--- What is needed ---
From the data that follows, copy every line holding the string "Delete".

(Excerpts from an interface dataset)

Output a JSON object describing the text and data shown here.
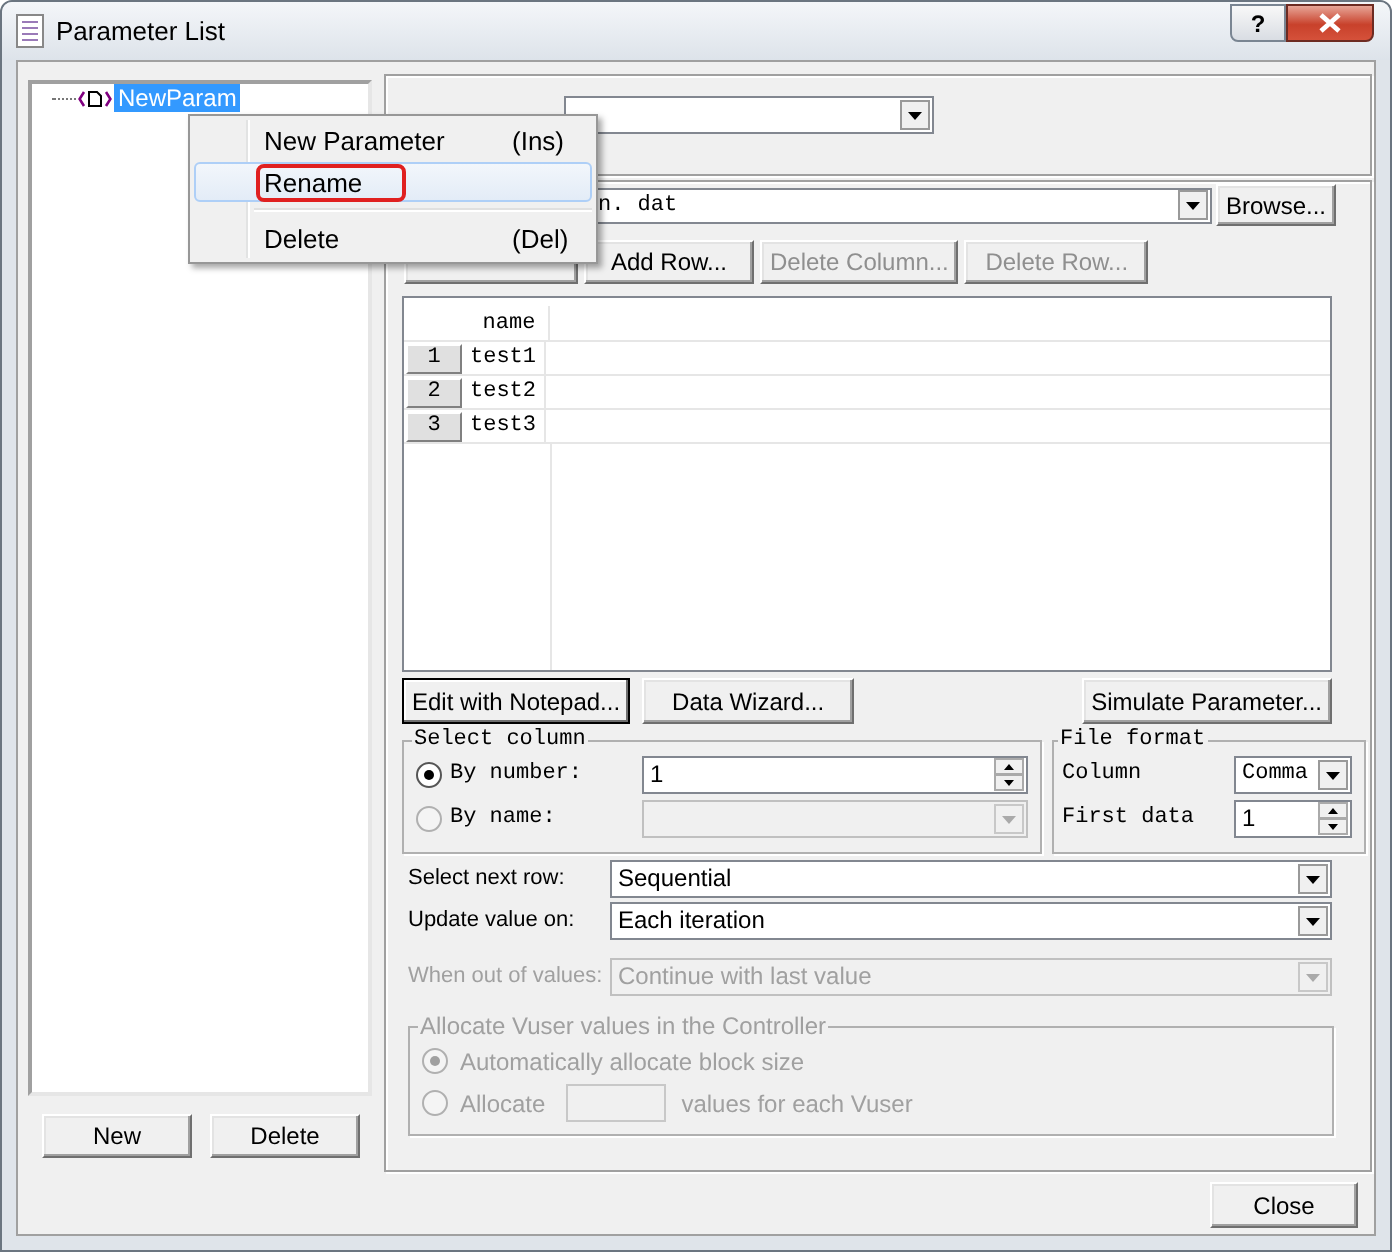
{
  "window": {
    "title": "Parameter List",
    "help": "?"
  },
  "tree": {
    "items": [
      {
        "label": "NewParam",
        "selected": true
      }
    ]
  },
  "context_menu": {
    "items": [
      {
        "kind": "item",
        "label": "New Parameter",
        "shortcut": "(Ins)",
        "selected": false,
        "outlined": false
      },
      {
        "kind": "item",
        "label": "Rename",
        "selected": true,
        "outlined": true
      },
      {
        "kind": "separator"
      },
      {
        "kind": "item",
        "label": "Delete",
        "shortcut": "(Del)",
        "selected": false,
        "outlined": false
      }
    ]
  },
  "left_buttons": [
    "New",
    "Delete"
  ],
  "file_path": {
    "value": "n. dat",
    "browse": "Browse..."
  },
  "table_buttons": [
    {
      "label": "Add Row...",
      "disabled": false
    },
    {
      "label": "Delete Column...",
      "disabled": true
    },
    {
      "label": "Delete Row...",
      "disabled": true
    }
  ],
  "table": {
    "columns": [
      "name"
    ],
    "rows": [
      {
        "number": "1",
        "cells": [
          "test1"
        ]
      },
      {
        "number": "2",
        "cells": [
          "test2"
        ]
      },
      {
        "number": "3",
        "cells": [
          "test3"
        ]
      }
    ]
  },
  "action_buttons": [
    {
      "label": "Edit with Notepad...",
      "default": true
    },
    {
      "label": "Data Wizard...",
      "default": false
    },
    {
      "label": "Simulate Parameter...",
      "default": false
    }
  ],
  "select_column": {
    "title": "Select column",
    "options": [
      {
        "kind": "spin",
        "label": "By number:",
        "value": "1",
        "selected": true,
        "disabled": false
      },
      {
        "kind": "combo",
        "label": "By name:",
        "selected": false,
        "disabled": true
      }
    ]
  },
  "file_format": {
    "title": "File format",
    "fields": [
      {
        "kind": "combo",
        "label": "Column",
        "value": "Comma"
      },
      {
        "kind": "spin",
        "label": "First data",
        "value": "1"
      }
    ]
  },
  "settings": [
    {
      "label": "Select next row:",
      "value": "Sequential",
      "disabled": false
    },
    {
      "label": "Update value on:",
      "value": "Each iteration",
      "disabled": false
    },
    {
      "label": "When out of values:",
      "value": "Continue with last value",
      "disabled": true
    }
  ],
  "allocate": {
    "title": "Allocate Vuser values in the Controller",
    "disabled": true,
    "options": [
      {
        "kind": "radio",
        "label": "Automatically allocate block size",
        "selected": true
      },
      {
        "kind": "field",
        "label": "Allocate",
        "suffix": "values for each Vuser",
        "selected": false
      }
    ]
  },
  "close_button": "Close"
}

--- Output ---
        "label": "Delete",
    "Delete"
      "label": "Delete Column...",
      "label": "Delete Row...",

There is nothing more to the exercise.